Reducing the polar ice caps, the green Sahara desert, rising sea level by 6 meters – all this can wait for the Earth in the future. According to a new study, global warming can be twice as strong as predicted by current climate models.
“The changes that we see today are much faster than any of those that took place in the history of the Earth. We are in uncharted waters, “said co-author Katherine Meissner of the University of New South Wales in Australia.
Such prospects mean that the objectives of the Paris Agreement, which implies keeping global warming below 2 ° C compared to the pre-industrial level, may not be enough to prevent a catastrophe.
Studying the past of the Earth, one can predict what the future will look like. In a new work, Hubertus Fischer from the University of Bern in Switzerland and his team compared the periods of natural global warming for the last 3.5 million years with the current anthropogenic warming.
By combining a wide range of data on glaciers, sedimentary layers, fossils dating from atomic isotopes, and many other paleoclimatic methods, scientists have determined the impact of past climate change. Anthropogenic climate change is caused by the burning of fossil fuels, such as coal, oil and gas, which emit greenhouse gases into the atmosphere.
As a result of the survey, the team found that our current climate forecasts can underestimate the long-term warming.
“Existing climate models are suitable for small changes, for example, for low-emission scenarios for short periods of time, say, over the next several decades to 2100. But as the changes become more and more permanent, their results cease be authentic, “said Meissner.
The study also showed that vast areas of polar ice caps could collapse.

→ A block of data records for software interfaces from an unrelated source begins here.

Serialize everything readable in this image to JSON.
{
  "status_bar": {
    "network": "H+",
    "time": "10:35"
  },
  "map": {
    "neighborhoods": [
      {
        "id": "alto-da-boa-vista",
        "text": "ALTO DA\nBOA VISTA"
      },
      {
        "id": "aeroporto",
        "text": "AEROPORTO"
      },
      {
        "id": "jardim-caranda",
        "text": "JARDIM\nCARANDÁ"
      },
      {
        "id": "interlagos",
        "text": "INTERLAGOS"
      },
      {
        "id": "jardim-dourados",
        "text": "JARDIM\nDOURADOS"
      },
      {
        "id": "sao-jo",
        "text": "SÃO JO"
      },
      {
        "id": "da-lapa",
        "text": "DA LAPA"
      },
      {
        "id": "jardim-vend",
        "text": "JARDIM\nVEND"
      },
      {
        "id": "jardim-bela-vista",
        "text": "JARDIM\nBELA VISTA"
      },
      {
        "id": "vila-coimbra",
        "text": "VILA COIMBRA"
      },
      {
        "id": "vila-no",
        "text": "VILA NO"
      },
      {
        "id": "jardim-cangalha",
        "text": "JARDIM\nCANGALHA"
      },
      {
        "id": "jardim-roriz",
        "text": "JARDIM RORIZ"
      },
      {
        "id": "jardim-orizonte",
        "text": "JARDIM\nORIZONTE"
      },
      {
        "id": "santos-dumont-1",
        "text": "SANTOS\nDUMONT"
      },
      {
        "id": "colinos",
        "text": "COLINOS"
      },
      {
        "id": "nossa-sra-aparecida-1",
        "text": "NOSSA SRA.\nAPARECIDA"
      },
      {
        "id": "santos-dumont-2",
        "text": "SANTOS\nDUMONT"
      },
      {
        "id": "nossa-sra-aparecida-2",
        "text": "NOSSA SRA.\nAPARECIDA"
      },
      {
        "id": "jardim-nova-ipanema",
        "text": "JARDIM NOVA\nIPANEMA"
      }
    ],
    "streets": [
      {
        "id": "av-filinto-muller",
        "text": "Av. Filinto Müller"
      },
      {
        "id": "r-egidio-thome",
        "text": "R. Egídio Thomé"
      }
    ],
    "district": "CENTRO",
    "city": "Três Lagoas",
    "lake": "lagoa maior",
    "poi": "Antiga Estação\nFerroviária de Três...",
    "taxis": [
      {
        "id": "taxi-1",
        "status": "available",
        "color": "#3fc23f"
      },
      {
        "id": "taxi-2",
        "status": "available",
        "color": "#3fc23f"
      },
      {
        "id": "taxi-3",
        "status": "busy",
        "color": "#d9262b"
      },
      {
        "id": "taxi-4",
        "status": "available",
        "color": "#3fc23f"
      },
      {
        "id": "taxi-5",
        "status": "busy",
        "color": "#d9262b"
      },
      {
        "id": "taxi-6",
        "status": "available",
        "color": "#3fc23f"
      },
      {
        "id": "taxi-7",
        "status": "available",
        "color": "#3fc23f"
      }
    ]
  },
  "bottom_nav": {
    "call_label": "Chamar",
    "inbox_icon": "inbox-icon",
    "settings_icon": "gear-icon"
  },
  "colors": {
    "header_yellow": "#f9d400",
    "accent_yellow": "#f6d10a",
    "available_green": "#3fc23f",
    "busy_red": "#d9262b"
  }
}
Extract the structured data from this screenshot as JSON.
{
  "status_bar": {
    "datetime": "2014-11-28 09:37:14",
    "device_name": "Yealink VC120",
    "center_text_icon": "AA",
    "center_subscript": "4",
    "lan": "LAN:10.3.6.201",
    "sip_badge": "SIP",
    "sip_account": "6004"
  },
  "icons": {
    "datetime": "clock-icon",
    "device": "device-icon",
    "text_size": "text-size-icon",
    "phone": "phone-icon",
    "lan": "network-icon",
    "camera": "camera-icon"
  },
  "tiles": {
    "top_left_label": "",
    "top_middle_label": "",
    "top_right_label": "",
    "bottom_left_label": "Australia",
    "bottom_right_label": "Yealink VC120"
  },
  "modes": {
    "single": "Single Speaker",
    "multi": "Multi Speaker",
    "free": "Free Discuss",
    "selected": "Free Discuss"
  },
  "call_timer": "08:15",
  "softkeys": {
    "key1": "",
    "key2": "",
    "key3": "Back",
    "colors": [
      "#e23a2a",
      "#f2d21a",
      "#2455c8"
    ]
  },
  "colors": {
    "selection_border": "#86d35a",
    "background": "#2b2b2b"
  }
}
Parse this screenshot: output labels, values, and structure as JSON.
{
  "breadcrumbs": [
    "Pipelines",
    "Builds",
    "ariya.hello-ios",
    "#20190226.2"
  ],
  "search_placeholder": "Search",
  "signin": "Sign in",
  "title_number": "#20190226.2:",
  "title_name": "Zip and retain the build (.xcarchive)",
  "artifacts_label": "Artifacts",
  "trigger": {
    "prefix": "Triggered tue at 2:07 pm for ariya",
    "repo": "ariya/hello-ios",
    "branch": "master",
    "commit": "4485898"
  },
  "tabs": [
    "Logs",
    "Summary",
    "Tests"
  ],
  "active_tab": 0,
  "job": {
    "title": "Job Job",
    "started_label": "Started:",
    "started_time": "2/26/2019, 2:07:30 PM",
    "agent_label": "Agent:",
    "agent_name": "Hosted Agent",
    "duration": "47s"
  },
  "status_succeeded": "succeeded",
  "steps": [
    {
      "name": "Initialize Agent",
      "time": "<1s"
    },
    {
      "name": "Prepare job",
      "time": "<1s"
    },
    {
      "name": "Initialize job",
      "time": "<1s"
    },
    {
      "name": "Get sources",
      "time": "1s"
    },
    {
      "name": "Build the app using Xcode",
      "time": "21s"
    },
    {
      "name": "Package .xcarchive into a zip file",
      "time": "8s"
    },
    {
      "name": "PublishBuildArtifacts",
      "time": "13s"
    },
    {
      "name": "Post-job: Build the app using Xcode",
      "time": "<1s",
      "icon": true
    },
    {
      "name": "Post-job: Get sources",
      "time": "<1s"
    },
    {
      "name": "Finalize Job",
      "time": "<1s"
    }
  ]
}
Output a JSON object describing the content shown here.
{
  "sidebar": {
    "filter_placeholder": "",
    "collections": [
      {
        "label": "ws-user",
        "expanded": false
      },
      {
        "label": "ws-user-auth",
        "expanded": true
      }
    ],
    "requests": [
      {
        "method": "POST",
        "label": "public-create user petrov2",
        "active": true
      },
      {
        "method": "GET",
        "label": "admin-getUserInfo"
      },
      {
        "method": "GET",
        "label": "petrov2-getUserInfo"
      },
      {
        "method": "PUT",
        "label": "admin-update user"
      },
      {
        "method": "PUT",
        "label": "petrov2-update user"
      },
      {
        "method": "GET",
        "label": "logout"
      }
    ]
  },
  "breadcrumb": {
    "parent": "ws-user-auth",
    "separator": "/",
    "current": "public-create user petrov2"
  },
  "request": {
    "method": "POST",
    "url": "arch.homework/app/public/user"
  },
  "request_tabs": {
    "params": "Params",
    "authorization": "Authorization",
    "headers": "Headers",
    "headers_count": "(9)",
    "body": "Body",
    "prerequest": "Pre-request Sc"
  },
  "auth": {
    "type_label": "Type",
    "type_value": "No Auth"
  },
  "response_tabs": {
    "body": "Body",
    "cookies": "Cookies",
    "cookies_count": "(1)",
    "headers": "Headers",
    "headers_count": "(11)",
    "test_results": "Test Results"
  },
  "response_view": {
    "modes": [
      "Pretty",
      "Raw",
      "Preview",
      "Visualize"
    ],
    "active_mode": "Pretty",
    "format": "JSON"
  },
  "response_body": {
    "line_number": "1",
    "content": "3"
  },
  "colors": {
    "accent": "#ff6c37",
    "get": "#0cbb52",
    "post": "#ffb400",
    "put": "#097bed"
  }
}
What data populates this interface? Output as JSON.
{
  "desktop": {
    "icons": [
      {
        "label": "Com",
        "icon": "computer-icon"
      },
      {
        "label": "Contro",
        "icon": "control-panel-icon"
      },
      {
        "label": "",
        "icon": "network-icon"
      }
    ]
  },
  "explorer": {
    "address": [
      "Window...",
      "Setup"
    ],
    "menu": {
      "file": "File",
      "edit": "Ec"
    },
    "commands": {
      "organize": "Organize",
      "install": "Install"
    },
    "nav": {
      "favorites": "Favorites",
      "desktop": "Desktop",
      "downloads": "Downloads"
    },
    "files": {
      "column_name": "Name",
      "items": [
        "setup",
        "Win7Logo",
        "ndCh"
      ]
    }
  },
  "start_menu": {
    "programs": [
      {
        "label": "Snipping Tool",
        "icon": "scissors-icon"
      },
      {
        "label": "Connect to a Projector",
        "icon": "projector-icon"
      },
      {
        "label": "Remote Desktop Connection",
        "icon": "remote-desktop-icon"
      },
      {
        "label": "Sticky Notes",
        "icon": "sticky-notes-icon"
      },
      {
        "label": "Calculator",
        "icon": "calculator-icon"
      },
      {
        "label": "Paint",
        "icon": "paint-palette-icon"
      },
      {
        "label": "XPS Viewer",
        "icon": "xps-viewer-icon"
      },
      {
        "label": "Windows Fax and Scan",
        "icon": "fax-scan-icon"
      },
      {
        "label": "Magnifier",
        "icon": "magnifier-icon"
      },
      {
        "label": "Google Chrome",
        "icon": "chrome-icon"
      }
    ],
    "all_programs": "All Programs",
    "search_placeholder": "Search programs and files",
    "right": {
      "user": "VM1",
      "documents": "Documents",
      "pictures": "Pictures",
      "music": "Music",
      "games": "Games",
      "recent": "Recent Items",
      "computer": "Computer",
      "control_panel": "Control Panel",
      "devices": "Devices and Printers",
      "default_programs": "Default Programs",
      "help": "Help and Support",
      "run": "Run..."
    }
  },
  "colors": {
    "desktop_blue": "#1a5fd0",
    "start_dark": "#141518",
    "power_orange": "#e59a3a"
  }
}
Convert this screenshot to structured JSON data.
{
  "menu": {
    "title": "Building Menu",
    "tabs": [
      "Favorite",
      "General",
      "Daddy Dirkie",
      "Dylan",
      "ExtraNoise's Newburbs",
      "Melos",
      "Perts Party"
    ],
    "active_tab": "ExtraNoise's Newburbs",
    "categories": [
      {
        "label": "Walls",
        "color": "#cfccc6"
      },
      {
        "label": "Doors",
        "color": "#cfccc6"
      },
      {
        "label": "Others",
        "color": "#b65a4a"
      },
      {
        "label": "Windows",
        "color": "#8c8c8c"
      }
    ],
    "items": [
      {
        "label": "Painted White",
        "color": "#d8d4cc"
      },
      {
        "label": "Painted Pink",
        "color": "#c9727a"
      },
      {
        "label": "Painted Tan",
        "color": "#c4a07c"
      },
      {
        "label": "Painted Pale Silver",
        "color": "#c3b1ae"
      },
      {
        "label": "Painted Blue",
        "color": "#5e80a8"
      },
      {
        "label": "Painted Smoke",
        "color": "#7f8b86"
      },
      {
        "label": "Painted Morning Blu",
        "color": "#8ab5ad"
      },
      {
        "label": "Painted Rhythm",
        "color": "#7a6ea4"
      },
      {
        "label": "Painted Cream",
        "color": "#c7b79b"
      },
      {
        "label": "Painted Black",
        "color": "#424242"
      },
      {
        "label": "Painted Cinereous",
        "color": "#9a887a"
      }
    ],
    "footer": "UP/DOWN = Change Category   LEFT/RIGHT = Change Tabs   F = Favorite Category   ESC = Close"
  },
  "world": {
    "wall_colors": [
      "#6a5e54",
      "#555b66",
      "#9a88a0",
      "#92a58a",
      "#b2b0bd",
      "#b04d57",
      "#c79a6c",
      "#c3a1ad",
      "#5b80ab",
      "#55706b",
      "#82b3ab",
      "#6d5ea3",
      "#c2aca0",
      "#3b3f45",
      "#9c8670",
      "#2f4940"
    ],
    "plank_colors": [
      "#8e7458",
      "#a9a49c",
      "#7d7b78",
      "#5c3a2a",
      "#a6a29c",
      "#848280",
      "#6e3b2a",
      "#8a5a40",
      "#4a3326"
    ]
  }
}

Significant changes in ecosystems will lead to the fact that the Sahara desert will turn green, and the outskirts of the rainforest will turn into a fire-scarred savanna.